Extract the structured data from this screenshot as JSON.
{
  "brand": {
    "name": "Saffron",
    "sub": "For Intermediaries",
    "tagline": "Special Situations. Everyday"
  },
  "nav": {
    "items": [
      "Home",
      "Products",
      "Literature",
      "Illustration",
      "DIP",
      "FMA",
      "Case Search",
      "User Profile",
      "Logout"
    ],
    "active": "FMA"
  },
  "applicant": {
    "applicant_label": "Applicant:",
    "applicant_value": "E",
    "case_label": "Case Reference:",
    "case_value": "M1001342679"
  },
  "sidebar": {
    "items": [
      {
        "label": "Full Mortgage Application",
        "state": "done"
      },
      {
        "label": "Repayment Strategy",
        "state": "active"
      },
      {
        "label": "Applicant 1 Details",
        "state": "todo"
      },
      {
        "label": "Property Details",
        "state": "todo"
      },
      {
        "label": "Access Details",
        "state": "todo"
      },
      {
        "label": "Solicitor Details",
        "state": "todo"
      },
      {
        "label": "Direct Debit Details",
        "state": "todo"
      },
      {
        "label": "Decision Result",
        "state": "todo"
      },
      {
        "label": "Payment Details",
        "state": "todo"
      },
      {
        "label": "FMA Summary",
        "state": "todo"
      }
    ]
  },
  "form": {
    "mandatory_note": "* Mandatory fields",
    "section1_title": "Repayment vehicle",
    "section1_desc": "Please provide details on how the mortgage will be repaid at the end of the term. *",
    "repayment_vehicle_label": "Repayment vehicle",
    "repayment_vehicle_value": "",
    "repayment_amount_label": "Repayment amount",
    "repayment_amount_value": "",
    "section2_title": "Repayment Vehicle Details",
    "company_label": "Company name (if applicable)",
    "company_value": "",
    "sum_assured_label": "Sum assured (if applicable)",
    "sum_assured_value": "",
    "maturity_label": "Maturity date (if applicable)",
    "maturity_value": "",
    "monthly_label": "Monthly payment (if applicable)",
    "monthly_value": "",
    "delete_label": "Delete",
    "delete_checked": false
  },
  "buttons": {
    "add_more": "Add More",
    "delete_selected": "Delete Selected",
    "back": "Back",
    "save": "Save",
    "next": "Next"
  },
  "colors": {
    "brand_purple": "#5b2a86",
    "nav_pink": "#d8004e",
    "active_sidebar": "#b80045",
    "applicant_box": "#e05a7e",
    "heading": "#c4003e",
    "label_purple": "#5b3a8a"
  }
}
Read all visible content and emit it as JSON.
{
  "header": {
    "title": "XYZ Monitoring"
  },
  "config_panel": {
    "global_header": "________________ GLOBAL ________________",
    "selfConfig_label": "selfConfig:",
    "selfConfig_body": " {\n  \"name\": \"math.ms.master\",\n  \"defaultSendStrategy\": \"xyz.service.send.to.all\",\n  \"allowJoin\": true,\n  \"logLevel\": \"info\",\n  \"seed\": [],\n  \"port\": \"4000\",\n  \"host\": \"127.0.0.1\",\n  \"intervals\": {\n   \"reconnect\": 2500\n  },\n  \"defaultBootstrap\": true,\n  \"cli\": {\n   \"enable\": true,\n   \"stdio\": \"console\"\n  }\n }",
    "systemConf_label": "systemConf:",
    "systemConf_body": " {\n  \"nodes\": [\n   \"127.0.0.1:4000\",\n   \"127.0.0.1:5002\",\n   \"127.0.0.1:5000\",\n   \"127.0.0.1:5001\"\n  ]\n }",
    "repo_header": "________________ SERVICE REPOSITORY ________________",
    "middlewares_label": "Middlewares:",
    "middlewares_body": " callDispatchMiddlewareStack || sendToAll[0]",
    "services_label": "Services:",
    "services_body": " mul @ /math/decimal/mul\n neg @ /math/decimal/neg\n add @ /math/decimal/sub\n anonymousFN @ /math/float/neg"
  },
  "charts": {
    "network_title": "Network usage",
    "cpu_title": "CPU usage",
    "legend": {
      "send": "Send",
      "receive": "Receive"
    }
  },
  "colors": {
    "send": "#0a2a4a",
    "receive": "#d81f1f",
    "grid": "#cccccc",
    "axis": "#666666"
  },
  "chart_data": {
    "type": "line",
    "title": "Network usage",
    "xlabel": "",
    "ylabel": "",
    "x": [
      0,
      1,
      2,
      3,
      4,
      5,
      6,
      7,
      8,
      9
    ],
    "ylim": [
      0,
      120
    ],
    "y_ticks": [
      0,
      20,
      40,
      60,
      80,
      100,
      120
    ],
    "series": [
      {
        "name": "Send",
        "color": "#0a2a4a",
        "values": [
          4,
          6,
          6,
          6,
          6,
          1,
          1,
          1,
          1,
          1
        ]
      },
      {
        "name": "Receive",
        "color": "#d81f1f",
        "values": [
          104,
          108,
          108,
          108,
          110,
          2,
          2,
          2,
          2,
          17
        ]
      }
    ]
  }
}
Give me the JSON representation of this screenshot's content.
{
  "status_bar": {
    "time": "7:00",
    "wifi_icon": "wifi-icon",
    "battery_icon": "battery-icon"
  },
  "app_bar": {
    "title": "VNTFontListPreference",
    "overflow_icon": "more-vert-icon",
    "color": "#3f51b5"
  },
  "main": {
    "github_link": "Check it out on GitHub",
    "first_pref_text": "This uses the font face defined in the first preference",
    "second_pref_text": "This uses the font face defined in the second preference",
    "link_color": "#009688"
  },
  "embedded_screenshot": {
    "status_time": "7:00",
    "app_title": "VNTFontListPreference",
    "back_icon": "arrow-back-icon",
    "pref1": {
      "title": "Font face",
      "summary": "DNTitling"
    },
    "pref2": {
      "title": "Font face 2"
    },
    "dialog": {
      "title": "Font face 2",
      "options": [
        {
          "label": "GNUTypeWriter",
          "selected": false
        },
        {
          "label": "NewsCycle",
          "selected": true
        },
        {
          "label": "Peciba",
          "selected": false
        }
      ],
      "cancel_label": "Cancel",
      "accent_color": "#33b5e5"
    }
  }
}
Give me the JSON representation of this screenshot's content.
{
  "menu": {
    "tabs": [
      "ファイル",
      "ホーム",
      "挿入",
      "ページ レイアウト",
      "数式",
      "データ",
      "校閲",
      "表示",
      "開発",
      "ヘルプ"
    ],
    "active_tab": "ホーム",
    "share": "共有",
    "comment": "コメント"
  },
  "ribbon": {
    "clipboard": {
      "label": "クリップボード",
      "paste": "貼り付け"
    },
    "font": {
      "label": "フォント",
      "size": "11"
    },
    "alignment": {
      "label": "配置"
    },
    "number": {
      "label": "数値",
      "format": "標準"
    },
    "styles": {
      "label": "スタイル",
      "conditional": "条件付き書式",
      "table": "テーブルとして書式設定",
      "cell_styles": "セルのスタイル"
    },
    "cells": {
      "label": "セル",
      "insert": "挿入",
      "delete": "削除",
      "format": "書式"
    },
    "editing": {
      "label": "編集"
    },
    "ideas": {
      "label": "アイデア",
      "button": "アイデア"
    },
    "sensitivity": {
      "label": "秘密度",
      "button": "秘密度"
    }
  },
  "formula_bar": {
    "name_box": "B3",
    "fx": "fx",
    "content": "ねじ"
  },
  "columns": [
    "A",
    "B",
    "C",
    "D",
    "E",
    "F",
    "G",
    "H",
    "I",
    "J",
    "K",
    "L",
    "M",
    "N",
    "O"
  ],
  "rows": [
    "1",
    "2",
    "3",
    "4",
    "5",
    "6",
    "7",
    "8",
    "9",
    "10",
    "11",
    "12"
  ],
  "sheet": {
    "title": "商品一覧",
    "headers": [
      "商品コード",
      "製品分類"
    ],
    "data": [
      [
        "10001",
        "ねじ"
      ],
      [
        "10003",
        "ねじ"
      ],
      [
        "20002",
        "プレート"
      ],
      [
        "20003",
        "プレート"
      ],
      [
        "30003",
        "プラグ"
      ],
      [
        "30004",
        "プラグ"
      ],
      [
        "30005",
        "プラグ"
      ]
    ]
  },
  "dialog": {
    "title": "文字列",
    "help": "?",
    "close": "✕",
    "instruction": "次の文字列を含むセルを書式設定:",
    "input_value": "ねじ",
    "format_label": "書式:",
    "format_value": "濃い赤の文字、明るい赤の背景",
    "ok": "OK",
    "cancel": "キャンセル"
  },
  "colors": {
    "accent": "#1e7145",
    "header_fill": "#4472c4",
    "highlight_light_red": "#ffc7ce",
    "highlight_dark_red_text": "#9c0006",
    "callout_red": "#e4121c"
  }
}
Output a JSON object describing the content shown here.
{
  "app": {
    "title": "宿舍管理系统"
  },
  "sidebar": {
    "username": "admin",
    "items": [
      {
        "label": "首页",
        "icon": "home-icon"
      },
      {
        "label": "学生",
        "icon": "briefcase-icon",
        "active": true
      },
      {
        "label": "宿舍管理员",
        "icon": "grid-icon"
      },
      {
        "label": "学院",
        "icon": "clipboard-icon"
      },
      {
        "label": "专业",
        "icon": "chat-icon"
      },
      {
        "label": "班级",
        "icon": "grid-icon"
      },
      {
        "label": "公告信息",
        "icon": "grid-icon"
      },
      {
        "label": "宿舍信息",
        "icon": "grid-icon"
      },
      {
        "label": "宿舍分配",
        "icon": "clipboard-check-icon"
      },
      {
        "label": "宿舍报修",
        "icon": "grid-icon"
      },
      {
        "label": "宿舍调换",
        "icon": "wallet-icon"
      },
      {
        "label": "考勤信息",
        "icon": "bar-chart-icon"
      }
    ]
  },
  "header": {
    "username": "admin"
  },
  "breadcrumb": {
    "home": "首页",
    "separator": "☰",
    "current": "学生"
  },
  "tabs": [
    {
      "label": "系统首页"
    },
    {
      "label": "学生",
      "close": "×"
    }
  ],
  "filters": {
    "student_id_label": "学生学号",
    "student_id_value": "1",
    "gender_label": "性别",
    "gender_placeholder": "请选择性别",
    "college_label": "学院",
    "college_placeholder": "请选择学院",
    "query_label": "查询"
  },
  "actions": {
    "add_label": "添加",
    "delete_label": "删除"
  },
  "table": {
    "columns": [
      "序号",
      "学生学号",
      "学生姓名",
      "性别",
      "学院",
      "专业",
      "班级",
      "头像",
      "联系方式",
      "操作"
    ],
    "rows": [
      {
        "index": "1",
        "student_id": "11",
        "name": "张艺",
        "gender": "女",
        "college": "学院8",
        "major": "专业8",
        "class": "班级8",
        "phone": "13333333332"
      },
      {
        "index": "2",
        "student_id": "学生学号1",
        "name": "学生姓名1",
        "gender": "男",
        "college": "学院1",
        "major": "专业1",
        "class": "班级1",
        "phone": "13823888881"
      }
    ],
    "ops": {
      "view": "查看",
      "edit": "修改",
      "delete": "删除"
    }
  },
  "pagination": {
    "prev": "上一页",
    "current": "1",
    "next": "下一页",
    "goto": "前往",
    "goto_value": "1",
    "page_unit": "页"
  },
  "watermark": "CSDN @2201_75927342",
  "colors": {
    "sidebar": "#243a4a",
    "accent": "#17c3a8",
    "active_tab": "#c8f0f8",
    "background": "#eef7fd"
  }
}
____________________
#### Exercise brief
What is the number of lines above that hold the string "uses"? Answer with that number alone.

#### Task result
2